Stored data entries
--

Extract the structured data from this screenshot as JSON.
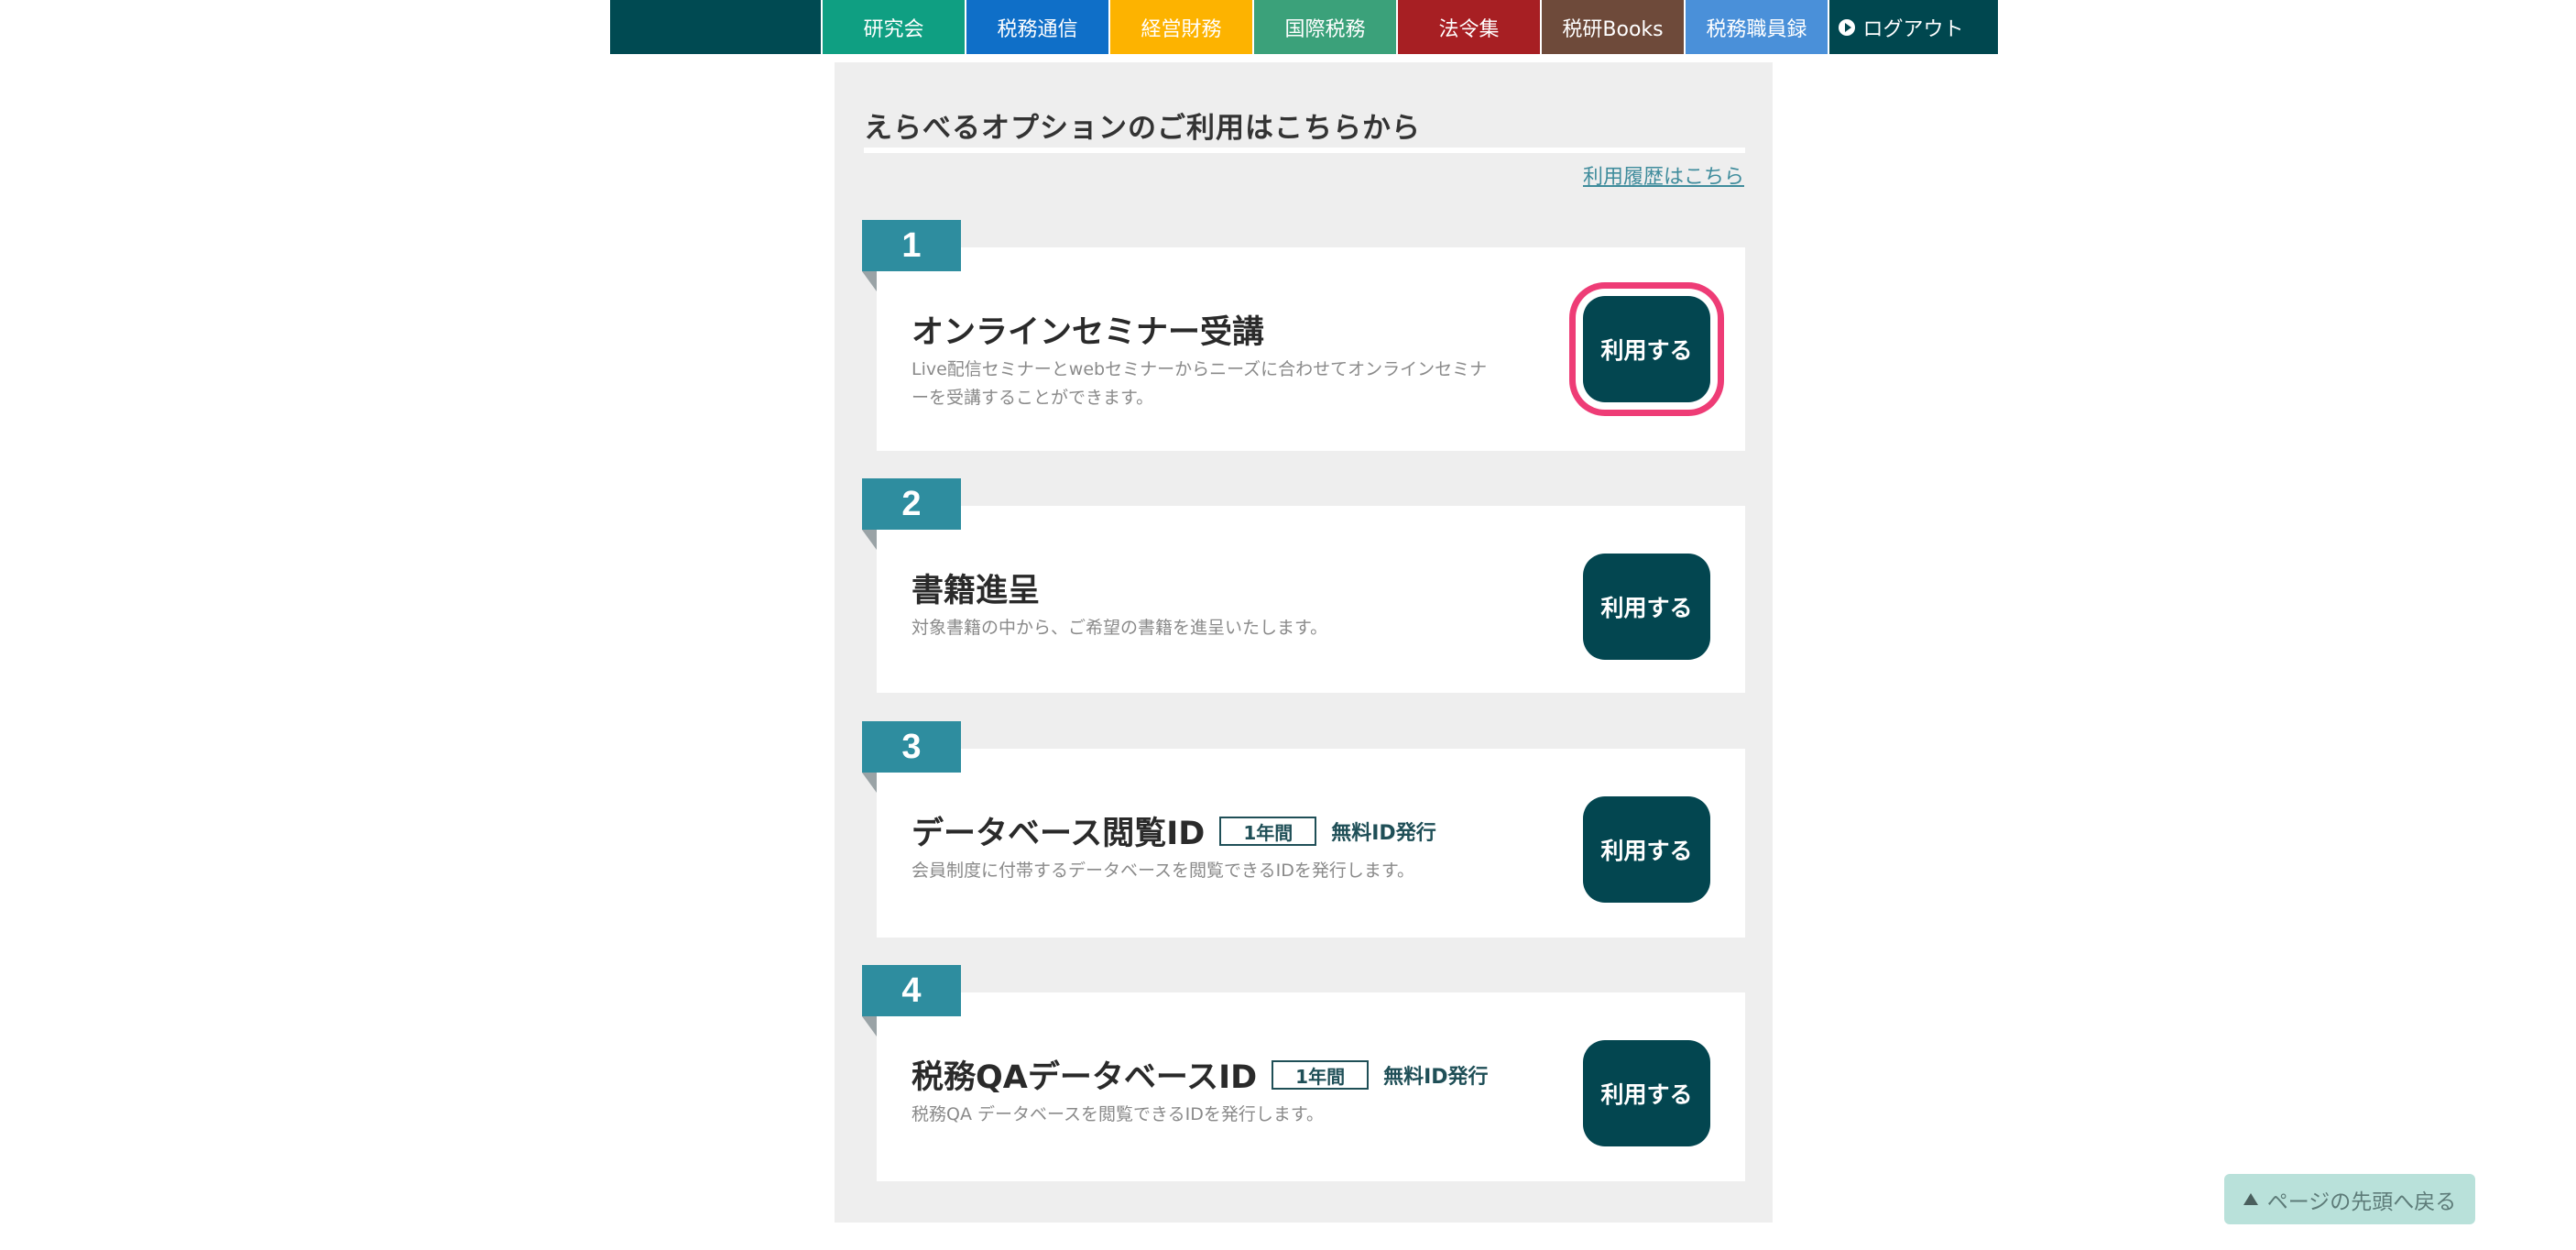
{
  "nav": {
    "items": [
      {
        "label": "研究会",
        "color": "#0f9f82"
      },
      {
        "label": "税務通信",
        "color": "#0f6fc8"
      },
      {
        "label": "経営財務",
        "color": "#fdb300"
      },
      {
        "label": "国際税務",
        "color": "#3ba17a"
      },
      {
        "label": "法令集",
        "color": "#a71f23"
      },
      {
        "label": "税研Books",
        "color": "#6e4a3a"
      },
      {
        "label": "税務職員録",
        "color": "#4a90d9"
      }
    ],
    "logout": {
      "label": "ログアウト",
      "icon": "play-circle-icon"
    }
  },
  "panel": {
    "title": "えらべるオプションのご利用はこちらから",
    "history_link": "利用履歴はこちら"
  },
  "cards": [
    {
      "number": "1",
      "title": "オンラインセミナー受講",
      "description": "Live配信セミナーとwebセミナーからニーズに合わせてオンラインセミナーを受講することができます。",
      "button": "利用する",
      "highlighted": true
    },
    {
      "number": "2",
      "title": "書籍進呈",
      "description": "対象書籍の中から、ご希望の書籍を進呈いたします。",
      "button": "利用する"
    },
    {
      "number": "3",
      "title": "データベース閲覧ID",
      "badge": "1年間",
      "free_id": "無料ID発行",
      "description": "会員制度に付帯するデータベースを閲覧できるIDを発行します。",
      "button": "利用する"
    },
    {
      "number": "4",
      "title": "税務QAデータベースID",
      "badge": "1年間",
      "free_id": "無料ID発行",
      "description": "税務QA データベースを閲覧できるIDを発行します。",
      "button": "利用する"
    }
  ],
  "back_to_top": {
    "label": "ページの先頭へ戻る",
    "icon": "triangle-up-icon"
  },
  "colors": {
    "nav_dark": "#00474f",
    "button": "#034650",
    "number_tab": "#2e8d9f",
    "highlight_ring": "#ee3c76",
    "panel_bg": "#eeeeee"
  }
}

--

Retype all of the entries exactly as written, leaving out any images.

Extract the structured data from this screenshot as JSON.
{
  "nav": {
    "items": [
      {
        "label": "研究会",
        "color": "#0f9f82"
      },
      {
        "label": "税務通信",
        "color": "#0f6fc8"
      },
      {
        "label": "経営財務",
        "color": "#fdb300"
      },
      {
        "label": "国際税務",
        "color": "#3ba17a"
      },
      {
        "label": "法令集",
        "color": "#a71f23"
      },
      {
        "label": "税研Books",
        "color": "#6e4a3a"
      },
      {
        "label": "税務職員録",
        "color": "#4a90d9"
      }
    ],
    "logout": {
      "label": "ログアウト",
      "icon": "play-circle-icon"
    }
  },
  "panel": {
    "title": "えらべるオプションのご利用はこちらから",
    "history_link": "利用履歴はこちら"
  },
  "cards": [
    {
      "number": "1",
      "title": "オンラインセミナー受講",
      "description": "Live配信セミナーとwebセミナーからニーズに合わせてオンラインセミナーを受講することができます。",
      "button": "利用する",
      "highlighted": true
    },
    {
      "number": "2",
      "title": "書籍進呈",
      "description": "対象書籍の中から、ご希望の書籍を進呈いたします。",
      "button": "利用する"
    },
    {
      "number": "3",
      "title": "データベース閲覧ID",
      "badge": "1年間",
      "free_id": "無料ID発行",
      "description": "会員制度に付帯するデータベースを閲覧できるIDを発行します。",
      "button": "利用する"
    },
    {
      "number": "4",
      "title": "税務QAデータベースID",
      "badge": "1年間",
      "free_id": "無料ID発行",
      "description": "税務QA データベースを閲覧できるIDを発行します。",
      "button": "利用する"
    }
  ],
  "back_to_top": {
    "label": "ページの先頭へ戻る",
    "icon": "triangle-up-icon"
  },
  "colors": {
    "nav_dark": "#00474f",
    "button": "#034650",
    "number_tab": "#2e8d9f",
    "highlight_ring": "#ee3c76",
    "panel_bg": "#eeeeee"
  }
}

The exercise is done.